Here’s a poor photo of a coin that I took a risk with, bidding based on a Proxibid lot that didn’t capture the true condition.
Because the lighting was subpar, I could not tell that the coin had been dipped and had hairlines across the check that weren’t clearly visible.
As viewers of my column know, bad photography ranks among the riskiest elements of bidding on coins via the Internet. All too often I am shortchanged, literally and figuratively, because photos from eBay, Proxibid, and HiBid are enhanced via Photoshop or subpar because of poor lighting or photographic technique.
Recently I overpaid for a coin whose Prooflike surface and color were enhanced. I don’t use Coin Update to identify sellers when reporting problems. I returned this ANACS 1882-S Morgan Dollar to an eBay seller. He didn’t question my assertion about the coin’s surface seeming to be a deep mirror (barely Prooflike) or the colors dull without any green tint or highlights.

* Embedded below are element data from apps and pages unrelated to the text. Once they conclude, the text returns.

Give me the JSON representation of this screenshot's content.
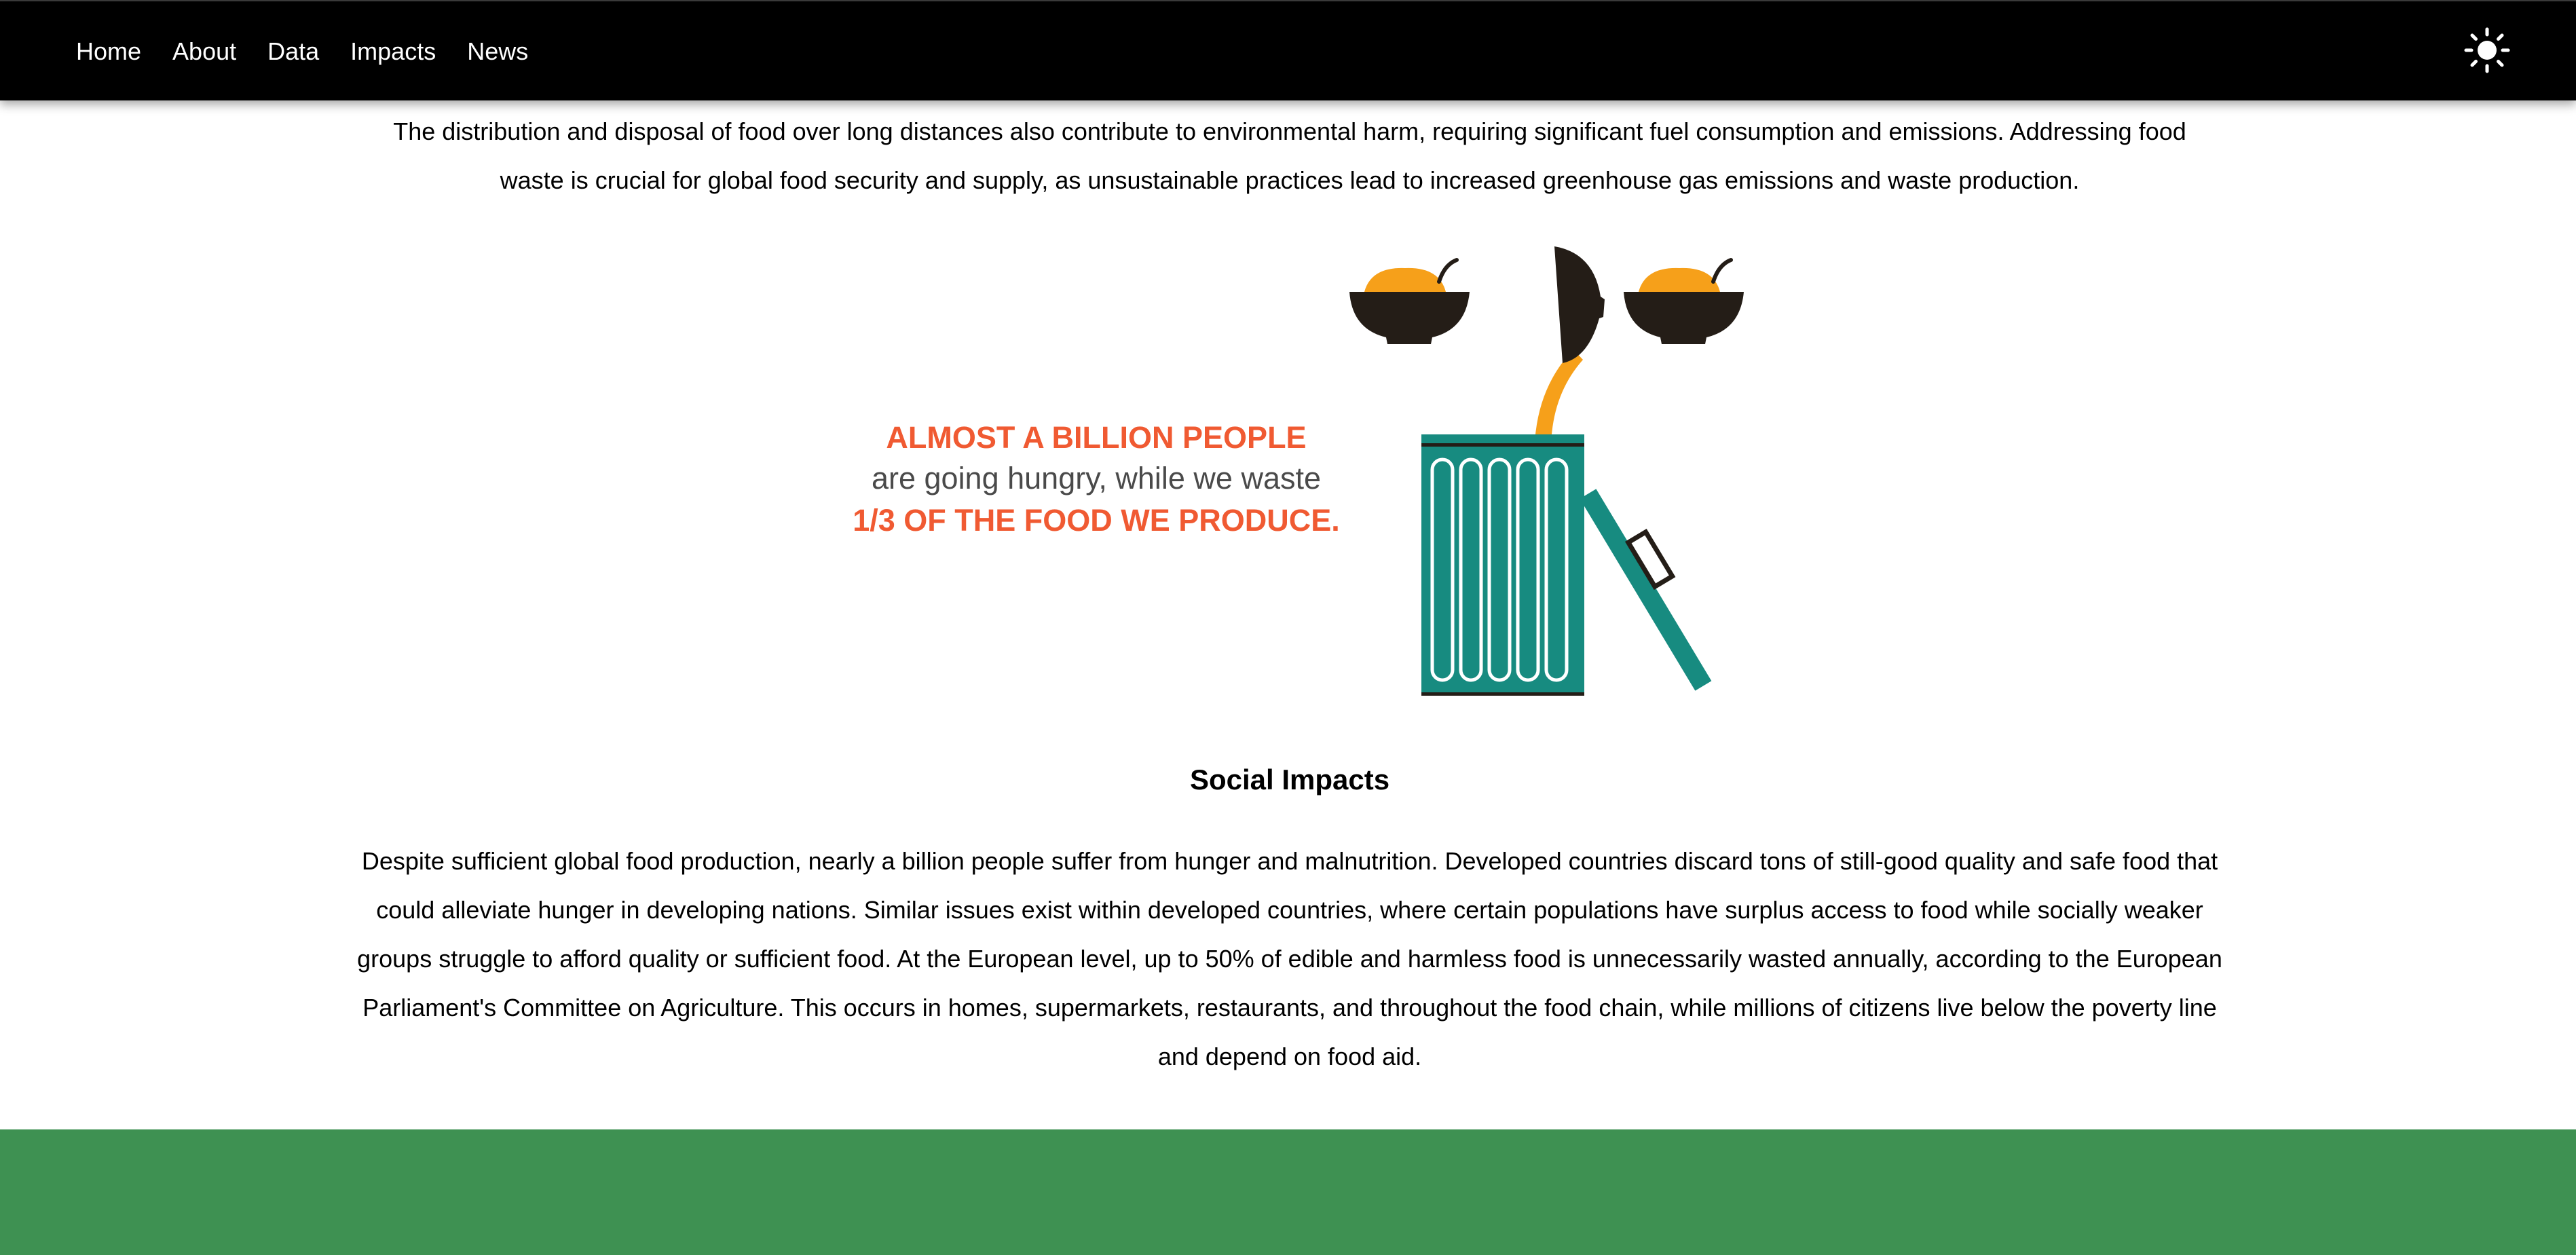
{
  "nav": {
    "links": [
      "Home",
      "About",
      "Data",
      "Impacts",
      "News"
    ],
    "theme_toggle_icon": "sun-icon"
  },
  "intro": {
    "paragraph": "The distribution and disposal of food over long distances also contribute to environmental harm, requiring significant fuel consumption and emissions. Addressing food waste is crucial for global food security and supply, as unsustainable practices lead to increased greenhouse gas emissions and waste production."
  },
  "infographic": {
    "line1": "ALMOST A BILLION PEOPLE",
    "line2": "are going hungry, while we waste",
    "line3": "1/3 OF THE FOOD WE PRODUCE.",
    "icons": [
      "food-bowl-icon",
      "pouring-bowl-icon",
      "food-bowl-icon",
      "trash-bin-icon"
    ]
  },
  "social": {
    "heading": "Social Impacts",
    "paragraph": "Despite sufficient global food production, nearly a billion people suffer from hunger and malnutrition. Developed countries discard tons of still-good quality and safe food that could alleviate hunger in developing nations. Similar issues exist within developed countries, where certain populations have surplus access to food while socially weaker groups struggle to afford quality or sufficient food. At the European level, up to 50% of edible and harmless food is unnecessarily wasted annually, according to the European Parliament's Committee on Agriculture. This occurs in homes, supermarkets, restaurants, and throughout the food chain, while millions of citizens live below the poverty line and depend on food aid."
  },
  "colors": {
    "navbar": "#000000",
    "accent_orange": "#f05a32",
    "food_yellow": "#f6a01a",
    "bowl_dark": "#241d17",
    "bin_teal": "#178b80",
    "footer_green": "#3e9152"
  }
}
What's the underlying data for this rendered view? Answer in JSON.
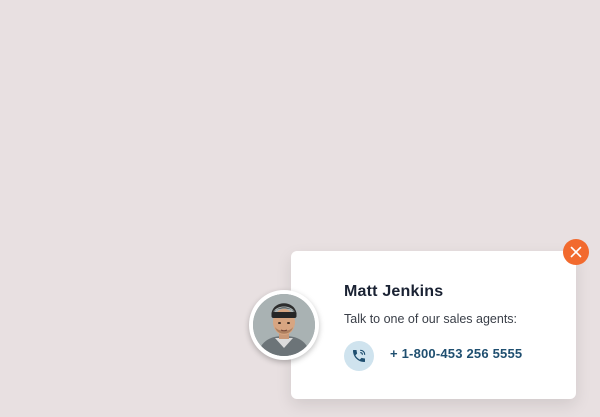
{
  "contact_card": {
    "name": "Matt Jenkins",
    "subtitle": "Talk to one of our sales agents:",
    "phone": "+ 1-800-453 256 5555"
  },
  "icons": {
    "close": "close-icon",
    "phone": "phone-icon",
    "avatar": "avatar"
  },
  "colors": {
    "background": "#e8e0e1",
    "close_button": "#f26a2e",
    "phone_text": "#1f4f70",
    "phone_icon_bg": "#cfe3ee",
    "name_text": "#1a2233"
  }
}
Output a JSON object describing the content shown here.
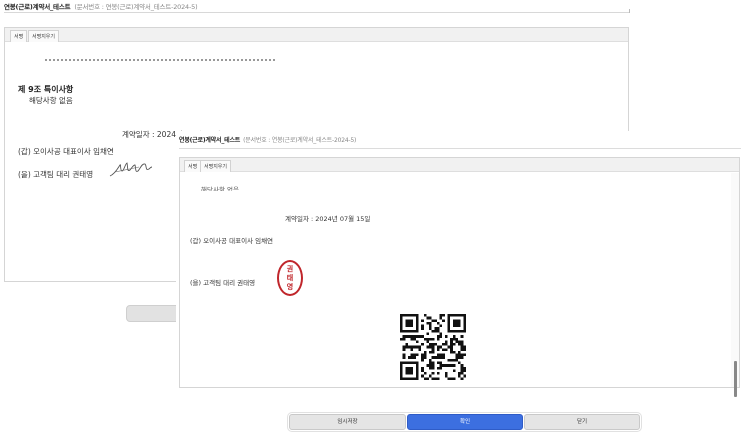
{
  "back_window": {
    "title": "연봉(근로)계약서_테스트",
    "doc_number": "(문서번호 : 연봉(근로)계약서_테스트-2024-5)",
    "tabs": [
      {
        "label": "서명"
      },
      {
        "label": "서명지우기"
      }
    ],
    "section_heading": "제 9조 특이사항",
    "section_body": "해당사항 없음",
    "contract_date": "계약일자 : 2024년 07월 15일",
    "party_a": "(갑)  오이사공   대표이사   임채연",
    "party_b": "(을)  고객팀   대리   권태영"
  },
  "front_window": {
    "title": "연봉(근로)계약서_테스트",
    "doc_number": "(문서번호 : 연봉(근로)계약서_테스트-2024-5)",
    "tabs": [
      {
        "label": "서명"
      },
      {
        "label": "서명지우기"
      }
    ],
    "partial_text": "해당사항 없음",
    "contract_date": "계약일자 : 2024년 07월 15일",
    "party_a": "(갑)  오이사공   대표이사   임채연",
    "party_b": "(을)  고객팀   대리   권태영",
    "stamp": [
      "권",
      "태",
      "영"
    ],
    "qr_icon": "qr-code-icon"
  },
  "buttons": {
    "temp_save": "임시저장",
    "confirm": "확인",
    "close": "닫기"
  },
  "colors": {
    "confirm_button": "#3c6fe0",
    "stamp_red": "#c0262b"
  }
}
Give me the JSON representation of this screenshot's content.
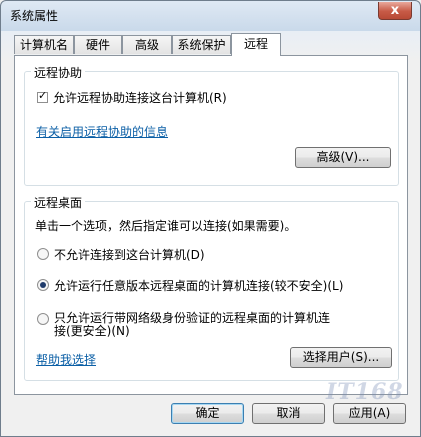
{
  "window": {
    "title": "系统属性",
    "close_label": "x"
  },
  "tabs": [
    {
      "label": "计算机名"
    },
    {
      "label": "硬件"
    },
    {
      "label": "高级"
    },
    {
      "label": "系统保护"
    },
    {
      "label": "远程",
      "active": true
    }
  ],
  "remote_assistance": {
    "title": "远程协助",
    "allow_checkbox": {
      "label": "允许远程协助连接这台计算机(R)",
      "checked": true
    },
    "info_link": "有关启用远程协助的信息",
    "advanced_button": "高级(V)..."
  },
  "remote_desktop": {
    "title": "远程桌面",
    "instructions": "单击一个选项，然后指定谁可以连接(如果需要)。",
    "options": [
      {
        "label": "不允许连接到这台计算机(D)",
        "selected": false
      },
      {
        "label": "允许运行任意版本远程桌面的计算机连接(较不安全)(L)",
        "selected": true
      },
      {
        "label_line1": "只允许运行带网络级身份验证的远程桌面的计算机连",
        "label_line2": "接(更安全)(N)",
        "selected": false
      }
    ],
    "help_link": "帮助我选择",
    "select_users_button": "选择用户(S)..."
  },
  "footer": {
    "ok": "确定",
    "cancel": "取消",
    "apply": "应用(A)"
  },
  "watermark": "IT168"
}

Thankfully, the seller canceled and reimbursed me within a week.
Let me show you how I can enhance a common coin via Photoshop.
Here is an MS-67 American Silver Eagle holdered by PCGS:
Beautiful enough, right?
Maybe you’d pay $200 for it if you collected toned coins.
How much more would you pay if you saw this photo in a PCGS holder?
I bet if I used Photoshop’s color saturation tab and routinely altered color on toned coins, I would get $100-$200 more selling on eBay. I would offer returns, of course, with buyers paying shipping. But I might still come out ahead.
Ian Russell, president of GreatCollections, believes great coins deserve great photos and for more than a year now has been asking his two full-time photographers in a dedicated studio to take extra photos that capture toning and other aspects more fully than a quick snapshot of a slab.
Here’s a recent example of a toned coin in various light settings, including natural.
Russell says toned and Proof coins typically need more photos in various light settings to give the buyer an honest assessment. Moreover, he wants buyers to use photos in their set registry or online portfolios.
The only caveat about the use of his photos concerns unethical practices of sellers downloading shots of coins and using them in a bait-and-switch scam. I can show you how to do that using images from his website, but I don’t want to encourage that fraudulent practice. Suffice to say that such scams happen infrequently, but bidders lose thousands of dollars when they do occur, and typically the portal can do little about it.
“If you didn’t buy the coin, you can’t use our photos,” Russell says. On the plus side, the photo carries the GreatCollections brand, which helps his business.
I upload his photos to my set registry.
“Sometimes a seller will ask us to use one of his photos,” Russell notes, “and we can’t do that.” His company also doesn’t use photos from holdering companies. “Nothing against those images,” he says, “but buyers get to know coins from our photos, and so we strive for consistency.”
“The key is taking a high-quality image. If it doesn’t look good initially, you get unhappy customers. If there is a spot on the coin, the image will show that. The camera doesn’t make the spot,” nor should Photoshop be used to delete it.
Have you had a good or bad experience buying coins online based on photos? Have you ever returned a coin whose toning was enhanced?
Share your stories in the comments section below, but follow my example and do not name the company if you had a bad experience.